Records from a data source
⁂

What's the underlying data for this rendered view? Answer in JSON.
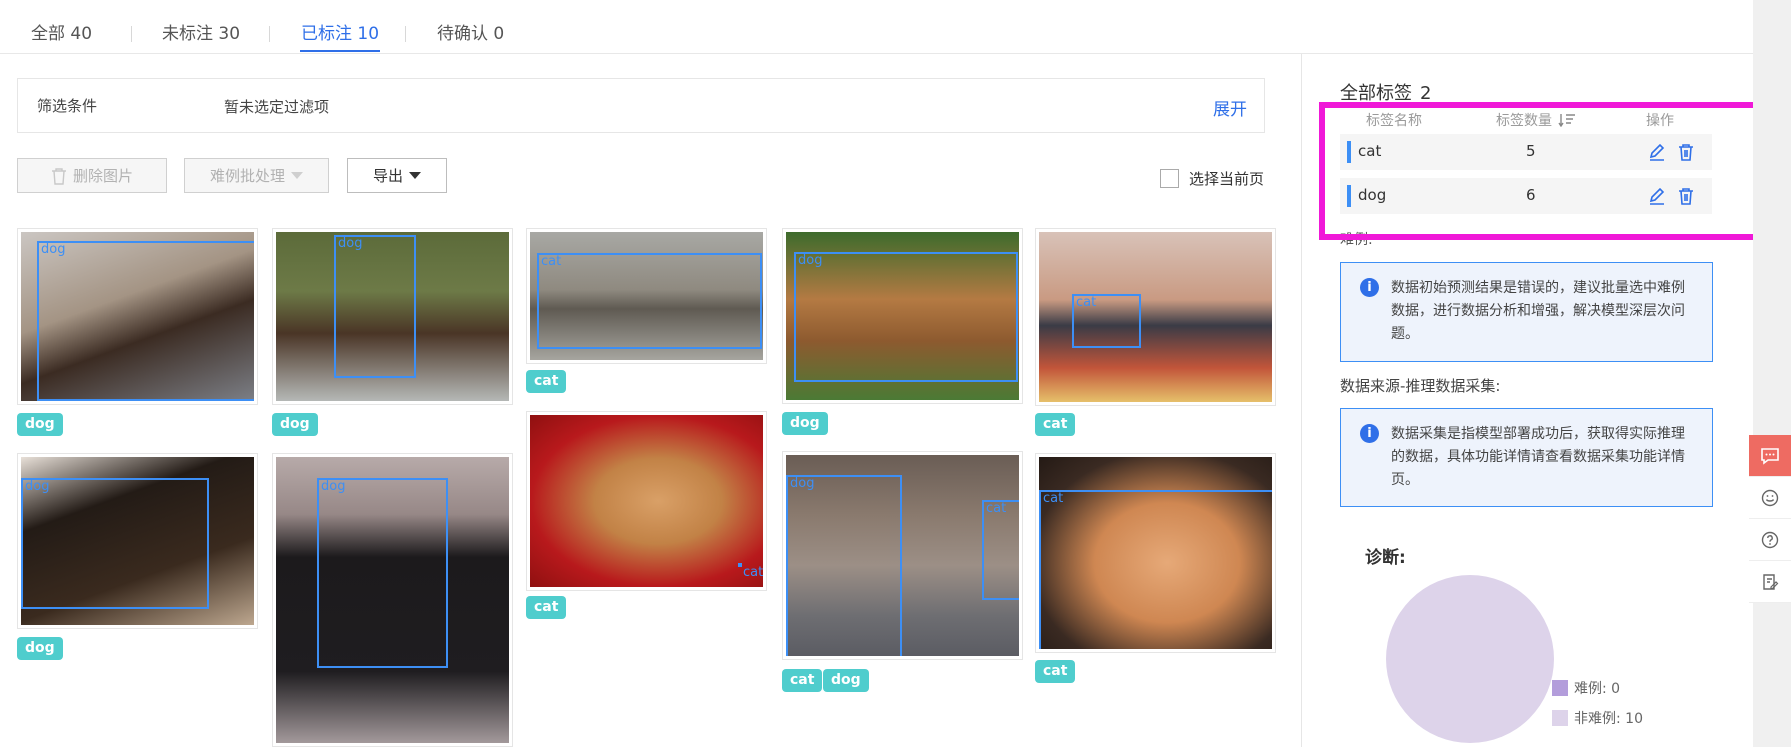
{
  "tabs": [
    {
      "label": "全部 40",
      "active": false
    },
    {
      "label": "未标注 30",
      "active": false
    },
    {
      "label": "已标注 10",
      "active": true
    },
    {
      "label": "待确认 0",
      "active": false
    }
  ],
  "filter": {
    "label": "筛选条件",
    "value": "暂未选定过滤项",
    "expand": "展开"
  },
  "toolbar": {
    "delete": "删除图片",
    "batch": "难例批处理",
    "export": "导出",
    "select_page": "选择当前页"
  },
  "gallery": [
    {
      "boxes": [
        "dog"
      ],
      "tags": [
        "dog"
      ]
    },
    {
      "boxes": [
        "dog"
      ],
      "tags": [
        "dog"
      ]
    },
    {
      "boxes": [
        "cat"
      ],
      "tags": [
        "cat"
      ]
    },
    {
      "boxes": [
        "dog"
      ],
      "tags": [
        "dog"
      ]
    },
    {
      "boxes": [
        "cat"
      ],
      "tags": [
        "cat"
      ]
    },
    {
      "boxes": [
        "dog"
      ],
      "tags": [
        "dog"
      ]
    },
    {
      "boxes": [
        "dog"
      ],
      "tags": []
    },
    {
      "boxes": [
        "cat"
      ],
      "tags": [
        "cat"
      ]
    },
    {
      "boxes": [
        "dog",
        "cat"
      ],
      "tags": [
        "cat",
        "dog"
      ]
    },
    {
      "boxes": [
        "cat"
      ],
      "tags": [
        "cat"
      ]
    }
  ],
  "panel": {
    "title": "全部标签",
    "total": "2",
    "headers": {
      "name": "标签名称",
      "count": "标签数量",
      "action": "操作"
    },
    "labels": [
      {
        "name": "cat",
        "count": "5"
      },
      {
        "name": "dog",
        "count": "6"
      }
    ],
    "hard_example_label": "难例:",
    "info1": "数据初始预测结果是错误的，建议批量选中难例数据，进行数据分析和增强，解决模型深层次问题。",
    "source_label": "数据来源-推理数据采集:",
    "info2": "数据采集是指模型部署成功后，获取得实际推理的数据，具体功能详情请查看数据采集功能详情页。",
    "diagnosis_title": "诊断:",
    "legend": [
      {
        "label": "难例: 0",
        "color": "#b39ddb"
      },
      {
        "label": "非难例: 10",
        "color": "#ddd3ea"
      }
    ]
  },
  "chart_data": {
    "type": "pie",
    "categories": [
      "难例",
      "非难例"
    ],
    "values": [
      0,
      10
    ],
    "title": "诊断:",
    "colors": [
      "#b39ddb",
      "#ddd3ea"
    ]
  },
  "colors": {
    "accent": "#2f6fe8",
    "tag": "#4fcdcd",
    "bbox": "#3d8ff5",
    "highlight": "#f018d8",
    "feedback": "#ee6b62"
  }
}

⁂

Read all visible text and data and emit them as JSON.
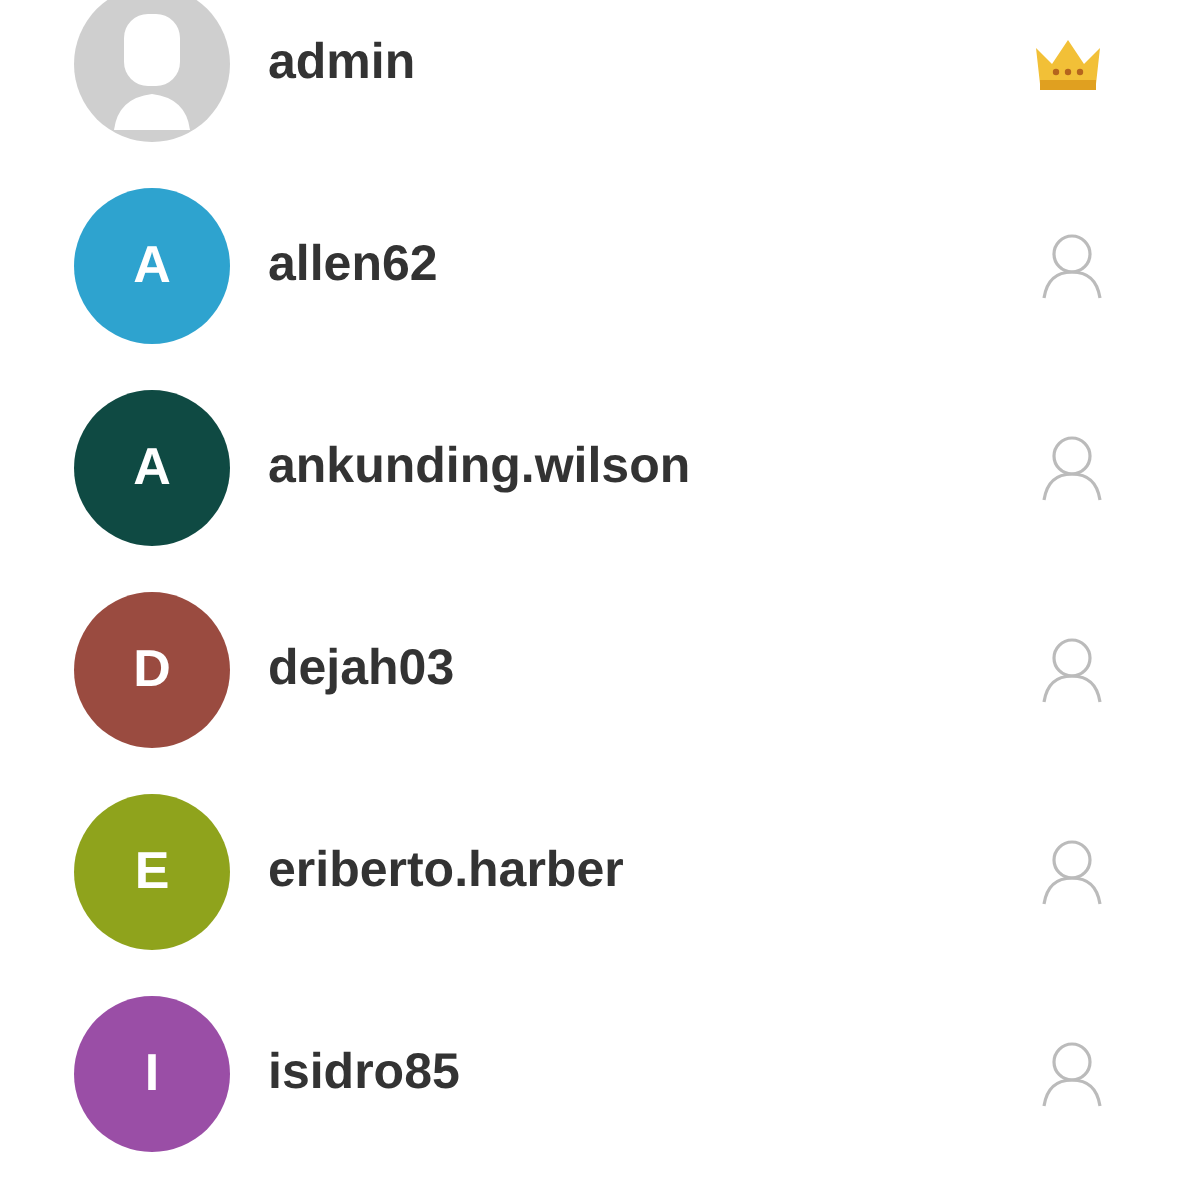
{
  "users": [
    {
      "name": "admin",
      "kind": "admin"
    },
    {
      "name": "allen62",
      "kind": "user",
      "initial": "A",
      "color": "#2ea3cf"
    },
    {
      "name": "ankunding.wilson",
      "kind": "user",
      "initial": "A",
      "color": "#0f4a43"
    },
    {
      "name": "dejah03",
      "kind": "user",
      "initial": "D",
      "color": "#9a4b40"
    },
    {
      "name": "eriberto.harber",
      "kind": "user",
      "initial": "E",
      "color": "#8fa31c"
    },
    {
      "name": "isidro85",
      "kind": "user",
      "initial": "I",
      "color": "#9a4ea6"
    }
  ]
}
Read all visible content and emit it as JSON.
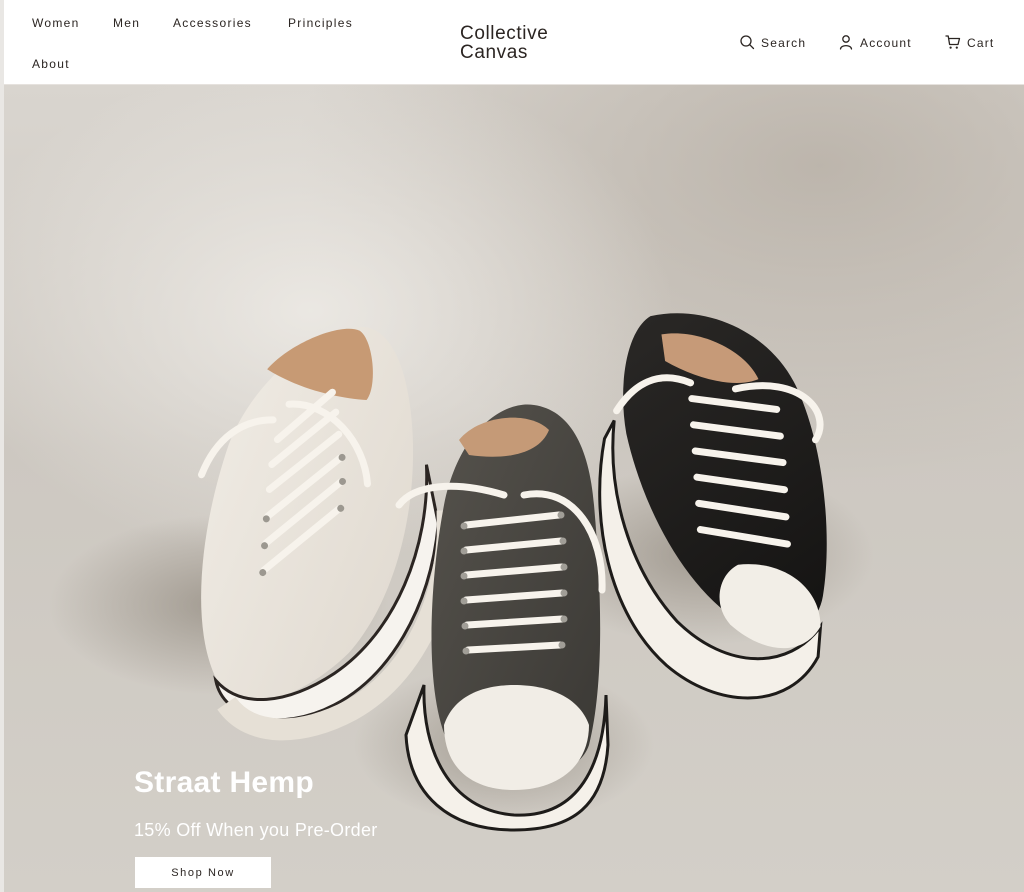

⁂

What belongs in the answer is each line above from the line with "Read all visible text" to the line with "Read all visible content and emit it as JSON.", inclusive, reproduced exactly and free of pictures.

Read all visible text and data and emit them as JSON.
{
  "users": [
    {
      "name": "admin",
      "kind": "admin"
    },
    {
      "name": "allen62",
      "kind": "user",
      "initial": "A",
      "color": "#2ea3cf"
    },
    {
      "name": "ankunding.wilson",
      "kind": "user",
      "initial": "A",
      "color": "#0f4a43"
    },
    {
      "name": "dejah03",
      "kind": "user",
      "initial": "D",
      "color": "#9a4b40"
    },
    {
      "name": "eriberto.harber",
      "kind": "user",
      "initial": "E",
      "color": "#8fa31c"
    },
    {
      "name": "isidro85",
      "kind": "user",
      "initial": "I",
      "color": "#9a4ea6"
    }
  ]
}
Read all visible content and emit it as JSON.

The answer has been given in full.